First published on November 2, 2015.
This weekend I fell down a rabbit hole researching Ruth Lufkin Whittier, wife of Joseph Dwinells. Ruth was supposed to be my next origin story, but before I tell her story I want to tell another. I was trying to find out more information about her parents when I stumbled onto a book titled The Descendants of Thomas Whittier and Ruth Green: of Salisbury & Haverhill, Massachusetts, by Charles Collyer Whittier. In this book I found Ruth and her parents as well as information about the Whittier side of my family tree. Ruth’s three times great-grandfather (my 10th) was Thomas Whittier, the first Whittier in America.
Thomas was probably born around 1620 in Salisbury, England. He set sail for the new world in 1638 aboard the Confidence. I was able to find some amazing information about ship manifests compiled by Anne Stevens. Thomas was 18 years old and traveling with his uncle John Rolfe. Thomas was listed as a servant but this might be an indication that Uncle John paid for his passage and that Thomas was going to pay him back. Confidence landed on April 24, 1638 in Boston, Massachusetts. From there Thomas moved to Salisbury, Massachusetts where he married Ruth Green. I found a mention that by the age of 21, Thomas was 300 pounds per family tradition, but I have a feeling that this was some sort of transcription error.
Thomas and Ruth had their first child in Salisbury, Mary born in 1647, however the Whittier family soon moved to Haverhill, Massachusetts. Their second child, John (my direct ancestor) was born on December 23, 1649 in Haverhill. I found another book, The History of Haverhill, Massachusetts, from its First Settlement, in 1640, to the Year 1860 by George Wingate Chase that mentioned Thomas quite a few times. When Thomas arrived in town he not only brought his family, but he also brought some bees that were bequeathed to him:
Thomas Whittier, of Newbury, came into town about this time  and brought a swarm of bees, which were probably the first in the place. They were willed to him by Henry Rolfe of Newbury, who calls the, “his best swarm of bees”. At that time they were no mean legacy, and their arrival was doubtless the “town talk”. (pg 67)
Thomas was very involved in Haverhill.

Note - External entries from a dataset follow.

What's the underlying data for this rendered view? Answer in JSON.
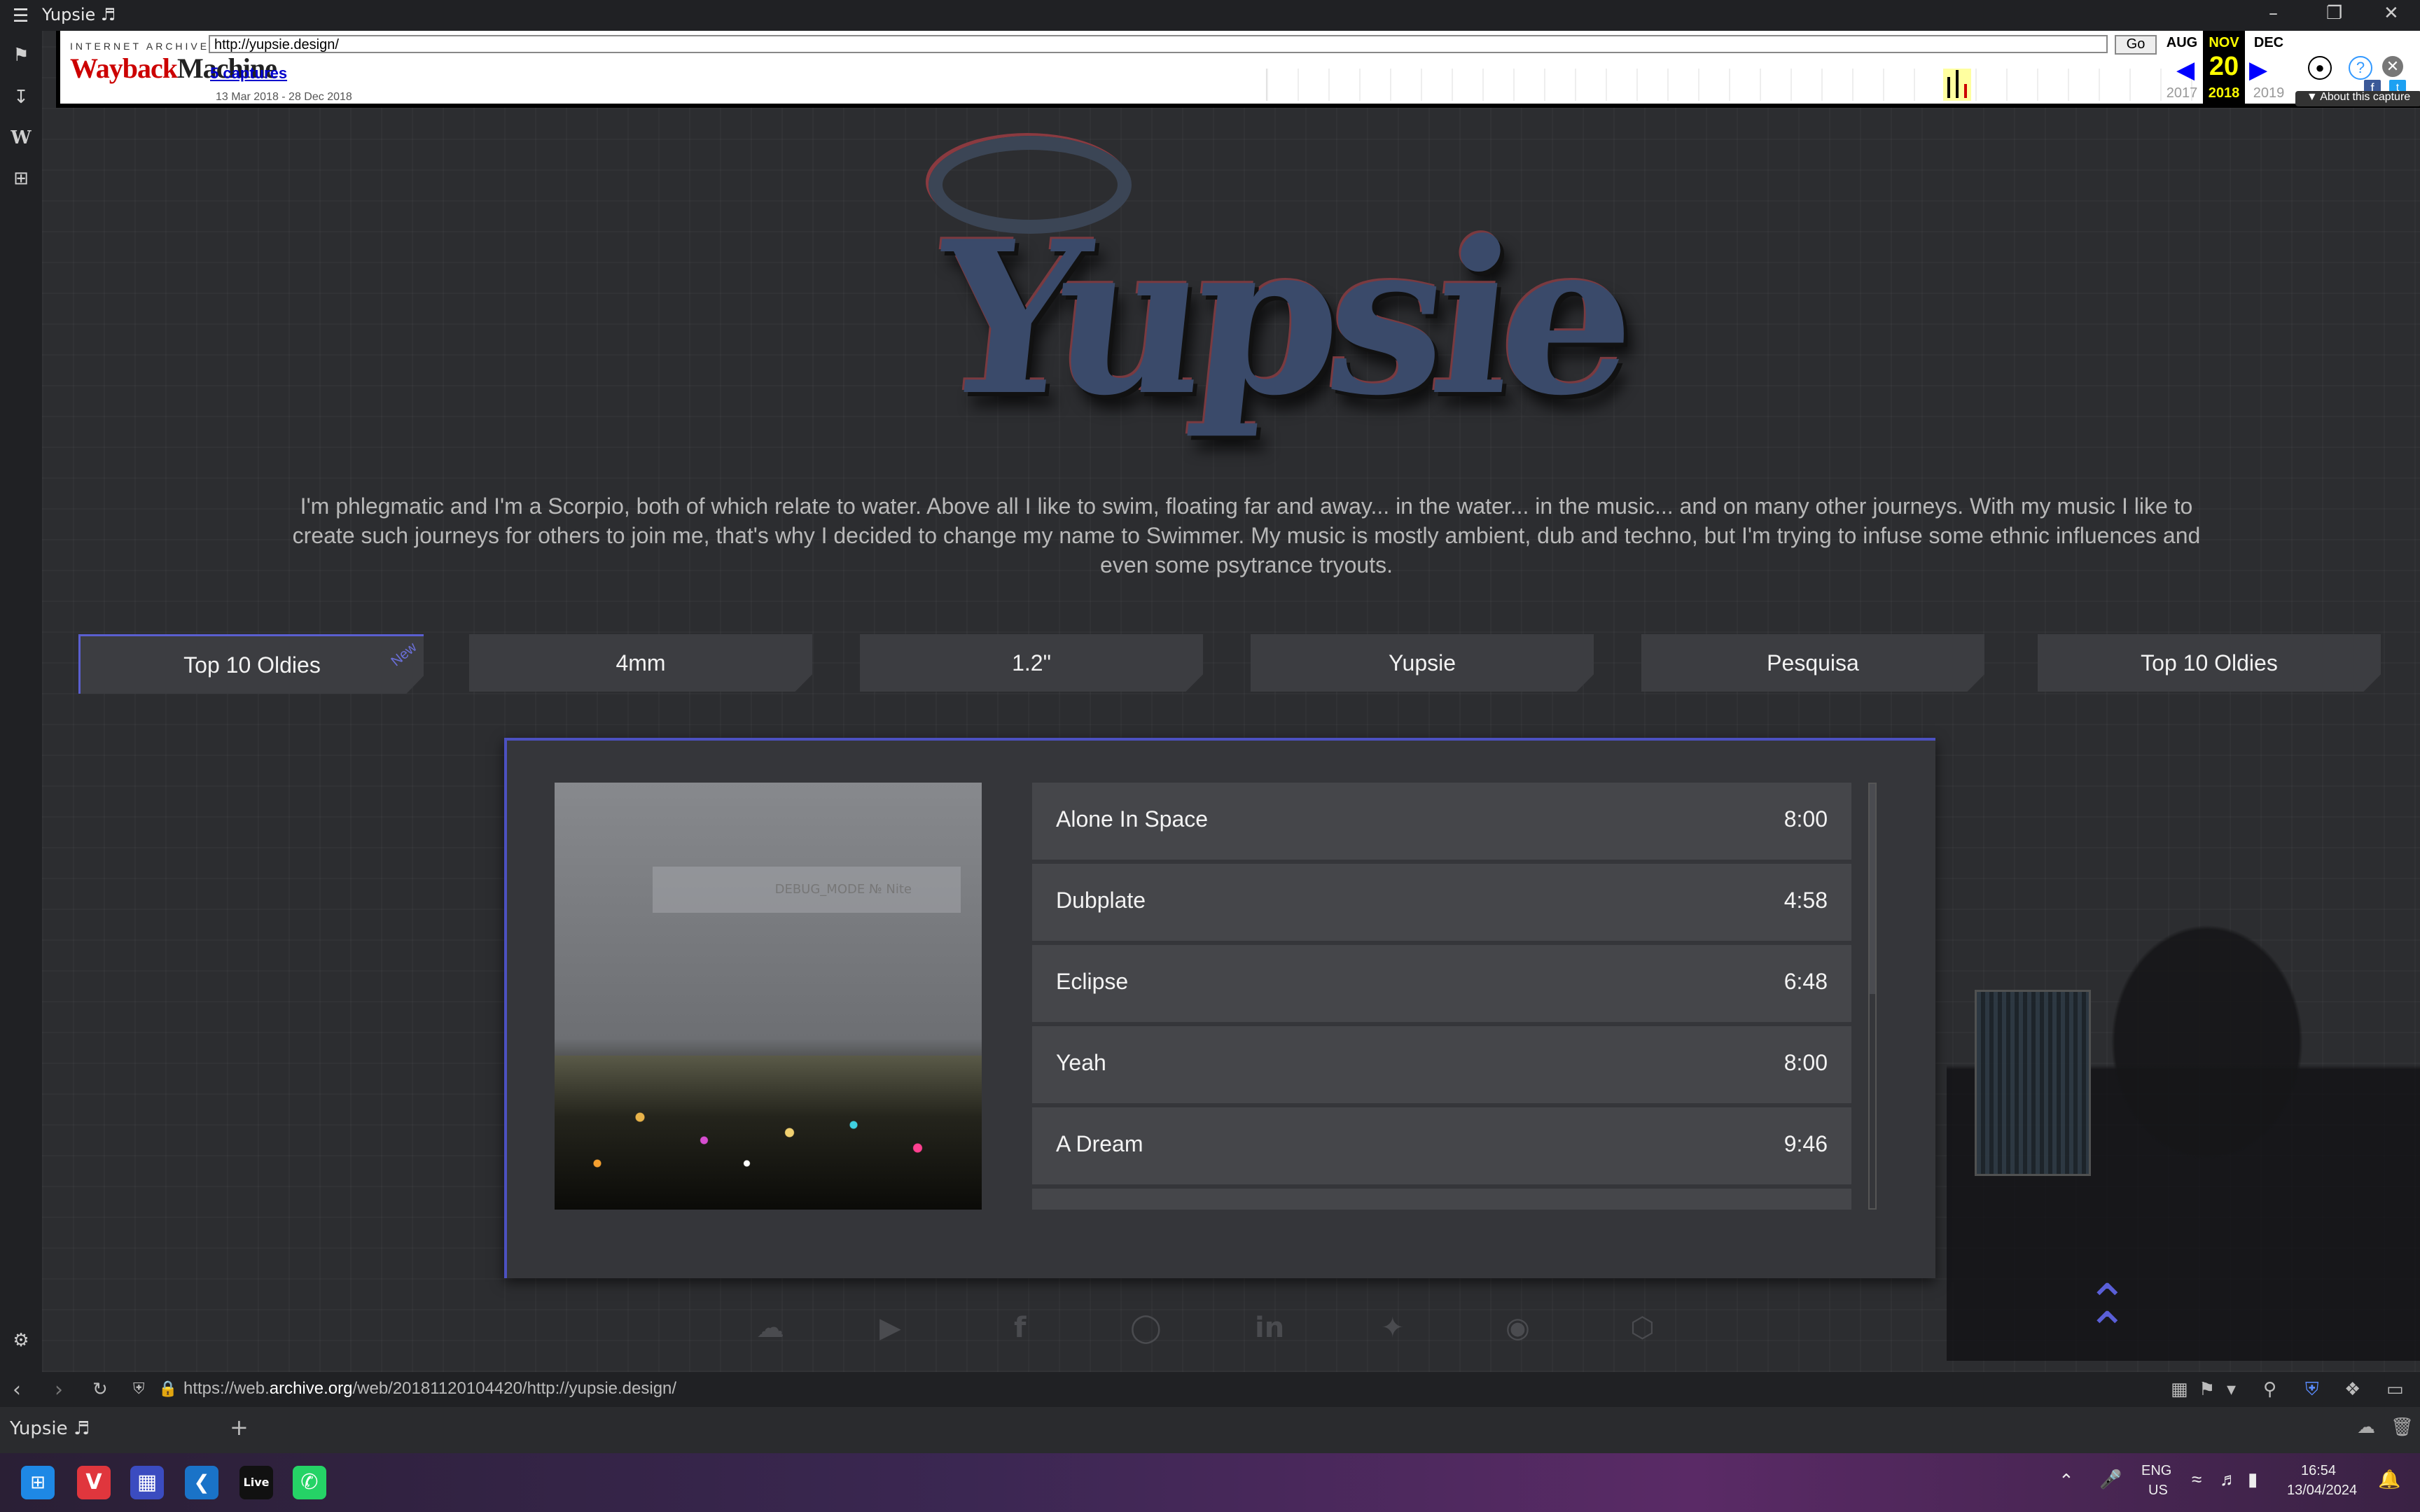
{
  "window": {
    "title": "Yupsie ♬"
  },
  "wayback": {
    "brand_top": "INTERNET ARCHIVE",
    "brand_logo_a": "Wayback",
    "brand_logo_b": "Machine",
    "url": "http://yupsie.design/",
    "go_label": "Go",
    "captures_link": "5 captures",
    "date_range": "13 Mar 2018 - 28 Dec 2018",
    "prev_month": "AUG",
    "cur_month": "NOV",
    "next_month": "DEC",
    "prev_year": "2017",
    "cur_year": "2018",
    "next_year": "2019",
    "day": "20",
    "about_label": "▼ About this capture"
  },
  "site": {
    "bio": "I'm phlegmatic and I'm a Scorpio, both of which relate to water. Above all I like to swim, floating far and away... in the water... in the music... and on many other journeys. With my music I like to create such journeys for others to join me, that's why I decided to change my name to Swimmer. My music is mostly ambient, dub and techno, but I'm trying to infuse some ethnic influences and even some psytrance tryouts.",
    "logo_text": "Yupsie",
    "tabs": [
      {
        "label": "Top 10 Oldies",
        "badge": "New"
      },
      {
        "label": "4mm"
      },
      {
        "label": "1.2\""
      },
      {
        "label": "Yupsie"
      },
      {
        "label": "Pesquisa"
      },
      {
        "label": "Top 10 Oldies"
      }
    ],
    "cover_banner": "DEBUG_MODE № Nite",
    "tracks": [
      {
        "title": "Alone In Space",
        "duration": "8:00"
      },
      {
        "title": "Dubplate",
        "duration": "4:58"
      },
      {
        "title": "Eclipse",
        "duration": "6:48"
      },
      {
        "title": "Yeah",
        "duration": "8:00"
      },
      {
        "title": "A Dream",
        "duration": "9:46"
      }
    ],
    "social_icons": [
      "soundcloud-icon",
      "youtube-icon",
      "facebook-icon",
      "instagram-icon",
      "linkedin-icon",
      "twitter-icon",
      "github-icon",
      "codepen-icon"
    ]
  },
  "addressbar": {
    "url_prefix": "https://web.",
    "url_domain": "archive.org",
    "url_rest": "/web/20181120104420/http://yupsie.design/"
  },
  "tabbar": {
    "tab_title": "Yupsie ♬"
  },
  "system": {
    "lang": "ENG",
    "region": "US",
    "time": "16:54",
    "date": "13/04/2024"
  }
}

He served on the town board and even briefly served as the town constable in 1669. His third child, Ruth was born in 1651 and his fourth, Thomas was born in 1653. A year before this, he received 7 ½ acres in a distribution of plough-land. He and Ruth had six more children Susannah in 1656, Nathaniel in 1658, Hannah in 1660, Richard in 1663, Elizabeth 1666 and Joseph in 1669.
Thomas built a house for his family in 1688 and that house still exists although, I think parts of it has been rebuilt. The Whittier homestead is listed as being built in 1829 as well. Perhaps a trip to this house will clear up some of this confusion. This house is a museum commemorating the accomplishments of John Greenleaf Whittier who was a famous poet and abolitionist. We only share Thomas as a common ancestor, his direct ancestor was Thomas’s son Joseph.

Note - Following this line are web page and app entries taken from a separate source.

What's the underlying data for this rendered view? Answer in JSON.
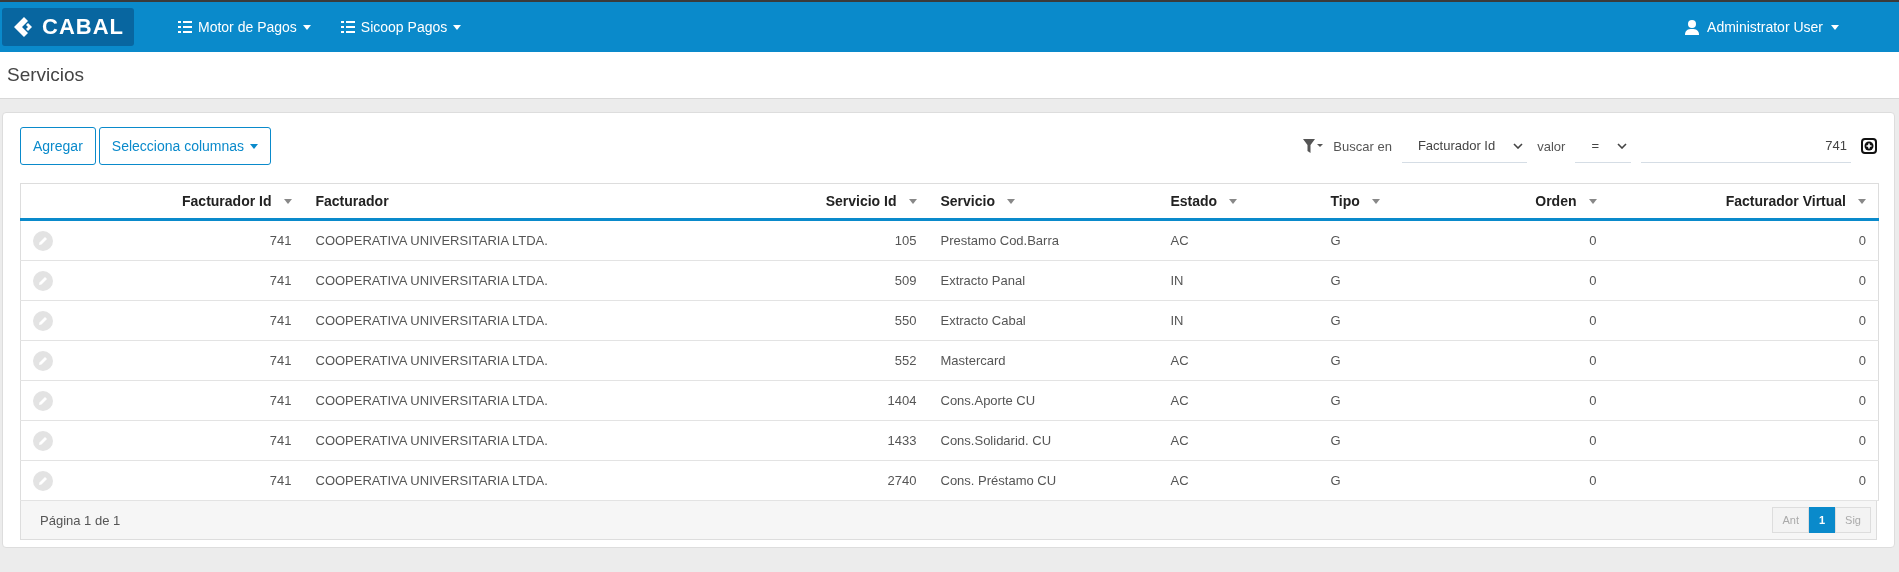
{
  "navbar": {
    "brand": "CABAL",
    "menus": [
      {
        "label": "Motor de Pagos"
      },
      {
        "label": "Sicoop Pagos"
      }
    ],
    "user": "Administrator User"
  },
  "page_title": "Servicios",
  "toolbar": {
    "buttons": [
      {
        "label": "Agregar",
        "dropdown": false
      },
      {
        "label": "Selecciona columnas",
        "dropdown": true
      }
    ],
    "filter": {
      "search_label": "Buscar en",
      "field": "Facturador Id",
      "value_label": "valor",
      "operator": "=",
      "value": "741"
    }
  },
  "table": {
    "columns": [
      {
        "label": "Facturador Id",
        "kind": "number",
        "sortable": true
      },
      {
        "label": "Facturador",
        "kind": "text",
        "sortable": false
      },
      {
        "label": "Servicio Id",
        "kind": "number",
        "sortable": true
      },
      {
        "label": "Servicio",
        "kind": "text",
        "sortable": true
      },
      {
        "label": "Estado",
        "kind": "text",
        "sortable": true
      },
      {
        "label": "Tipo",
        "kind": "text",
        "sortable": true
      },
      {
        "label": "Orden",
        "kind": "number",
        "sortable": true
      },
      {
        "label": "Facturador Virtual",
        "kind": "number",
        "sortable": true
      }
    ],
    "rows": [
      [
        "741",
        "COOPERATIVA UNIVERSITARIA LTDA.",
        "105",
        "Prestamo Cod.Barra",
        "AC",
        "G",
        "0",
        "0"
      ],
      [
        "741",
        "COOPERATIVA UNIVERSITARIA LTDA.",
        "509",
        "Extracto Panal",
        "IN",
        "G",
        "0",
        "0"
      ],
      [
        "741",
        "COOPERATIVA UNIVERSITARIA LTDA.",
        "550",
        "Extracto Cabal",
        "IN",
        "G",
        "0",
        "0"
      ],
      [
        "741",
        "COOPERATIVA UNIVERSITARIA LTDA.",
        "552",
        "Mastercard",
        "AC",
        "G",
        "0",
        "0"
      ],
      [
        "741",
        "COOPERATIVA UNIVERSITARIA LTDA.",
        "1404",
        "Cons.Aporte CU",
        "AC",
        "G",
        "0",
        "0"
      ],
      [
        "741",
        "COOPERATIVA UNIVERSITARIA LTDA.",
        "1433",
        "Cons.Solidarid. CU",
        "AC",
        "G",
        "0",
        "0"
      ],
      [
        "741",
        "COOPERATIVA UNIVERSITARIA LTDA.",
        "2740",
        "Cons. Préstamo CU",
        "AC",
        "G",
        "0",
        "0"
      ]
    ]
  },
  "pagination": {
    "info": "Página 1 de 1",
    "pages": [
      {
        "label": "Ant",
        "selected": false,
        "disabled": true
      },
      {
        "label": "1",
        "selected": true,
        "disabled": false
      },
      {
        "label": "Sig",
        "selected": false,
        "disabled": true
      }
    ]
  }
}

Thomas died on November 28, 1696 at the age of 76. A memorial for Thomas and Ruth exists on the John Greenleaf Whittier Homestead. All of Thomas’s children lived into adulthood and contributed heavily to the town of Haverhill. As with every origin story, I’m sure that I will uncover more as I dig deeper into my history.